I have faith that my daughter will surpass and outshine me in her life.  I often look at both of my kids in awe for what they have come through and how genuinely kind they are as human beings.  Maybe my career isn't as stellar yet as I'd hoped it would have been or perhaps my bank account has taken a beating this past year, but I have succeeded.  There is no doubt that I have succeeded.

Friday, May 21, 2010

Looking over my shoulder

Five years ago next week--the 29th--my life was forever split into before and after.  Someone recently asked if I had changed much from the person I used to be before that moment when I found Sean dead in my bedroom.  The answer is yes.  

Five years ago today I was a wife on vacation with her husband and two children in Playa Del Carmen, Mexico.  Smiles came often and easily.  Sean and I walked the beach while the kids ran in front of us weaving in and out of the waves.  We snorkeled and laughed.  We were a foursome...five years ago today.
Five years ago today we battled sunburn, played in the surf and shopped for trinkets.  Sean and I talked about his plans for expanding his business.  Promises were made.  I had optimism and hope in my heart...five years ago today.
Five years ago today my children had a father that they loved like a hero.  They were still innocent to the horrors of the world.  They had never been touched by tragedy, death or sorrow.  
The kids and I were unaware of how our world and ideals were about to shatter in only a matter of days from when these pictures were taken.  Five years ago today we were simply a family of four on vacation in the Mexican sun.  
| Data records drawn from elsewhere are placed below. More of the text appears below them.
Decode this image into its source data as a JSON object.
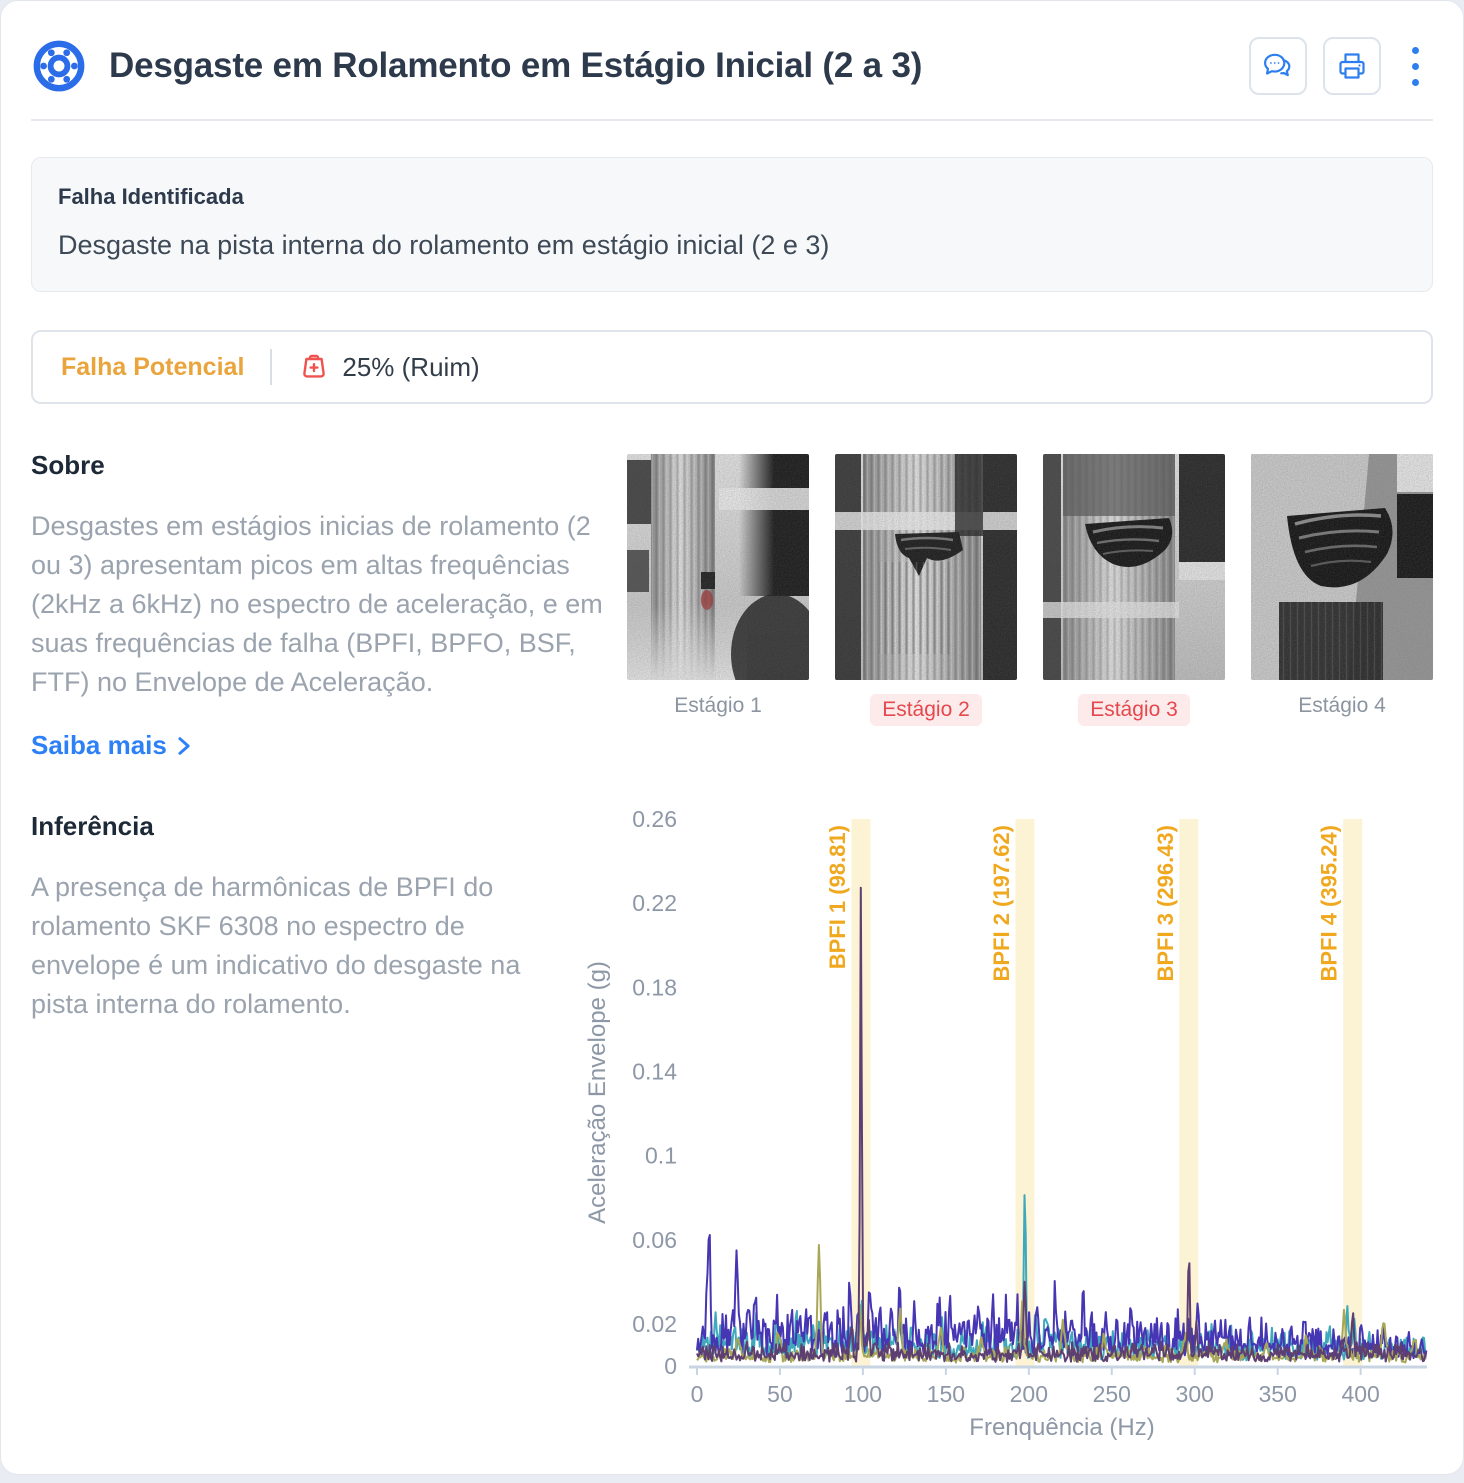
{
  "header": {
    "title": "Desgaste em Rolamento em Estágio Inicial (2 a 3)",
    "icons": {
      "logo": "bearing-icon",
      "chat": "chat-icon",
      "print": "printer-icon",
      "menu": "kebab-menu-icon"
    }
  },
  "fault_panel": {
    "title": "Falha Identificada",
    "description": "Desgaste na pista interna do rolamento em estágio inicial (2 e 3)"
  },
  "status_bar": {
    "label": "Falha Potencial",
    "health_icon": "first-aid-bag-icon",
    "severity": "25% (Ruim)"
  },
  "about": {
    "heading": "Sobre",
    "body": "Desgastes em estágios inicias de rolamento (2 ou 3) apresentam picos em altas frequências (2kHz a 6kHz) no espectro de aceleração, e em suas frequências de falha (BPFI, BPFO, BSF, FTF) no Envelope de Aceleração.",
    "link_label": "Saiba mais"
  },
  "stages": [
    {
      "label": "Estágio 1",
      "flagged": false
    },
    {
      "label": "Estágio 2",
      "flagged": true
    },
    {
      "label": "Estágio 3",
      "flagged": true
    },
    {
      "label": "Estágio 4",
      "flagged": false
    }
  ],
  "inference": {
    "heading": "Inferência",
    "body": "A presença de harmônicas de BPFI do rolamento SKF 6308 no espectro de envelope é um indicativo do desgaste na pista interna do rolamento."
  },
  "colors": {
    "accent_blue": "#2d7ff0",
    "amber": "#e9a43c",
    "red": "#ef5350",
    "stage_red": "#e5484d"
  },
  "chart_data": {
    "type": "line",
    "xlabel": "Frenquência (Hz)",
    "ylabel": "Aceleração Envelope (g)",
    "xlim": [
      0,
      440
    ],
    "ylim": [
      0,
      0.26
    ],
    "xticks": [
      0,
      50,
      100,
      150,
      200,
      250,
      300,
      350,
      400
    ],
    "yticks": [
      0,
      0.02,
      0.06,
      0.1,
      0.14,
      0.18,
      0.22,
      0.26
    ],
    "grid": false,
    "legend": "none",
    "band_color": "#fcf2d4",
    "band_label_color": "#f0a81f",
    "axis_text_color": "#8d97a6",
    "axis_line_color": "#c9d4e3",
    "highlight_bands": [
      {
        "label": "BPFI 1 (98.81)",
        "freq": 98.81
      },
      {
        "label": "BPFI 2 (197.62)",
        "freq": 197.62
      },
      {
        "label": "BPFI 3 (296.43)",
        "freq": 296.43
      },
      {
        "label": "BPFI 4 (395.24)",
        "freq": 395.24
      }
    ],
    "series": [
      {
        "name": "envelope-teal",
        "color": "#3ea8bc",
        "baseline": 0.007,
        "noise": 0.007,
        "taper": [
          220,
          0.7
        ],
        "peaks": [
          [
            12,
            0.01,
            1.2
          ],
          [
            22,
            0.006,
            1.0
          ],
          [
            36,
            0.006,
            1.0
          ],
          [
            48,
            0.009,
            1.0
          ],
          [
            60,
            0.006,
            1.0
          ],
          [
            74,
            0.008,
            0.9
          ],
          [
            86,
            0.006,
            0.9
          ],
          [
            98.8,
            0.02,
            0.9
          ],
          [
            105,
            0.008,
            0.9
          ],
          [
            122,
            0.008,
            0.9
          ],
          [
            135,
            0.006,
            0.9
          ],
          [
            148,
            0.009,
            0.9
          ],
          [
            160,
            0.007,
            0.9
          ],
          [
            172,
            0.011,
            0.9
          ],
          [
            184,
            0.007,
            0.9
          ],
          [
            197.62,
            0.08,
            0.8
          ],
          [
            204,
            0.012,
            0.9
          ],
          [
            210,
            0.011,
            0.9
          ],
          [
            217,
            0.008,
            0.9
          ],
          [
            222,
            0.008,
            0.9
          ],
          [
            235,
            0.006,
            0.9
          ],
          [
            247,
            0.006,
            0.9
          ],
          [
            272,
            0.004,
            0.9
          ],
          [
            284,
            0.004,
            0.9
          ],
          [
            296,
            0.006,
            0.9
          ],
          [
            310,
            0.004,
            0.9
          ],
          [
            322,
            0.004,
            0.9
          ],
          [
            334,
            0.004,
            0.9
          ],
          [
            347,
            0.004,
            0.9
          ],
          [
            358,
            0.005,
            0.9
          ],
          [
            370,
            0.008,
            0.9
          ],
          [
            381,
            0.005,
            0.9
          ],
          [
            392,
            0.024,
            0.9
          ],
          [
            396,
            0.016,
            0.9
          ],
          [
            405,
            0.009,
            0.9
          ],
          [
            415,
            0.007,
            0.9
          ],
          [
            425,
            0.005,
            0.9
          ]
        ]
      },
      {
        "name": "envelope-indigo",
        "color": "#4636b4",
        "baseline": 0.009,
        "noise": 0.01,
        "taper": [
          240,
          0.55
        ],
        "peaks": [
          [
            7,
            0.05,
            1.2
          ],
          [
            24,
            0.035,
            1.0
          ],
          [
            31,
            0.015,
            1.0
          ],
          [
            35,
            0.022,
            0.9
          ],
          [
            48,
            0.01,
            1.0
          ],
          [
            57,
            0.012,
            0.9
          ],
          [
            66,
            0.01,
            0.9
          ],
          [
            80,
            0.01,
            0.9
          ],
          [
            92,
            0.028,
            0.9
          ],
          [
            97,
            0.016,
            0.8
          ],
          [
            104,
            0.022,
            0.9
          ],
          [
            110,
            0.016,
            0.9
          ],
          [
            117,
            0.012,
            0.9
          ],
          [
            122,
            0.022,
            0.9
          ],
          [
            131,
            0.017,
            0.9
          ],
          [
            139,
            0.01,
            0.9
          ],
          [
            146,
            0.012,
            0.9
          ],
          [
            153,
            0.01,
            0.9
          ],
          [
            158,
            0.011,
            0.9
          ],
          [
            165,
            0.01,
            0.9
          ],
          [
            170,
            0.02,
            0.9
          ],
          [
            178,
            0.012,
            0.9
          ],
          [
            186,
            0.01,
            0.9
          ],
          [
            193,
            0.015,
            0.9
          ],
          [
            200,
            0.01,
            0.9
          ],
          [
            205,
            0.012,
            0.9
          ],
          [
            211,
            0.01,
            0.9
          ],
          [
            216,
            0.015,
            0.9
          ],
          [
            222,
            0.01,
            0.9
          ],
          [
            226,
            0.016,
            0.9
          ],
          [
            233,
            0.011,
            0.9
          ],
          [
            238,
            0.009,
            0.9
          ],
          [
            247,
            0.008,
            0.9
          ],
          [
            253,
            0.011,
            0.9
          ],
          [
            262,
            0.007,
            0.9
          ],
          [
            270,
            0.006,
            0.9
          ],
          [
            280,
            0.008,
            0.9
          ],
          [
            290,
            0.006,
            0.9
          ],
          [
            302,
            0.013,
            0.9
          ],
          [
            308,
            0.008,
            0.9
          ],
          [
            312,
            0.01,
            0.9
          ],
          [
            318,
            0.006,
            0.9
          ],
          [
            325,
            0.008,
            0.9
          ],
          [
            333,
            0.006,
            0.9
          ],
          [
            340,
            0.006,
            0.9
          ],
          [
            349,
            0.008,
            0.9
          ],
          [
            358,
            0.008,
            0.9
          ],
          [
            366,
            0.006,
            0.9
          ],
          [
            374,
            0.006,
            0.9
          ],
          [
            381,
            0.005,
            0.9
          ],
          [
            389,
            0.005,
            0.9
          ],
          [
            400,
            0.007,
            0.9
          ],
          [
            408,
            0.005,
            0.9
          ],
          [
            414,
            0.005,
            0.9
          ],
          [
            421,
            0.006,
            0.9
          ],
          [
            430,
            0.004,
            0.9
          ]
        ]
      },
      {
        "name": "envelope-olive",
        "color": "#a8a757",
        "baseline": 0.0035,
        "noise": 0.003,
        "taper": null,
        "peaks": [
          [
            24.5,
            0.006,
            1.4
          ],
          [
            49,
            0.012,
            1.4
          ],
          [
            73.5,
            0.051,
            1.2
          ],
          [
            98,
            0.021,
            1.2
          ],
          [
            122.5,
            0.02,
            1.3
          ],
          [
            147,
            0.012,
            1.4
          ],
          [
            171.5,
            0.01,
            1.4
          ],
          [
            196,
            0.023,
            1.2
          ],
          [
            220.5,
            0.016,
            1.4
          ],
          [
            245,
            0.008,
            1.4
          ],
          [
            269.5,
            0.006,
            1.4
          ],
          [
            294,
            0.01,
            1.4
          ],
          [
            318.5,
            0.007,
            1.4
          ],
          [
            343,
            0.007,
            1.4
          ],
          [
            367.5,
            0.007,
            1.4
          ],
          [
            390,
            0.019,
            1.3
          ],
          [
            414,
            0.016,
            1.3
          ],
          [
            432,
            0.008,
            1.3
          ]
        ]
      },
      {
        "name": "envelope-purple",
        "color": "#5d3f72",
        "baseline": 0.004,
        "noise": 0.004,
        "taper": null,
        "peaks": [
          [
            93,
            0.016,
            1.0
          ],
          [
            98.81,
            0.228,
            0.7
          ],
          [
            103.5,
            0.015,
            1.0
          ],
          [
            197.62,
            0.04,
            0.8
          ],
          [
            296.43,
            0.047,
            0.8
          ],
          [
            301,
            0.014,
            0.9
          ],
          [
            389,
            0.008,
            0.9
          ],
          [
            395.24,
            0.019,
            0.9
          ]
        ]
      }
    ]
  }
}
May 29, 2005 changed us all forever. Until that moment, I hadn't ever tried to bring my husband back to life with CPR while the kids screamed for their daddy over my shoulder.  Until that day, none of us had felt betrayed and abandoned by people--not just Sean--who we had trusted to ride out the rough times with us.  That day rocked our foundation. And, yes, we were forever split into before and after.  

The kids have grown and adapted without their father, but they are more serious and anxious than most.  Old souls, they've been called.  Regardless, they are athletic and happy and smart.  I wear the word widow without flinching.  I don't smile as often as I used to, but I do.  There are days when I think I am forever stained with sadness, yet I still manage to enjoy the simple things.  I don't trust easily, but my heart is still open.  Maybe I'm darker on the inside, but my faith has deepened.  I now take nothing for granted--not a person, not a moment, not a feeling, not a chance--take nothing for granted.  
And when I look over my shoulder I see how far we have come and how strong we are as a family.  It's been a rocky 5 years full of more sadness and change than I ever expected or knew to be possible.  We're still standing, though, now a family of three.

Anniversary dates like the one approaching bring a myriad of emotions to the surface:  longing, wistfulness, regret, pain, anger, and gratitude.  I'm not sure there is a time limit for how many years a person misses a loved one.  I think I will always miss Sean from time-to-time.  He is always a thought away.  But when I look over my shoulder, I recognize how far I have come year to year in moving away from the pain.  I once feared that moving on meant forgetting, but now I see it for what it is:  inevitable evolution of life.  We're still alive.  The kids have huge mile-marker moments ahead and I alone will be there as witness.  And that's okay now.  I have made peace with being a tight little feisty family of three.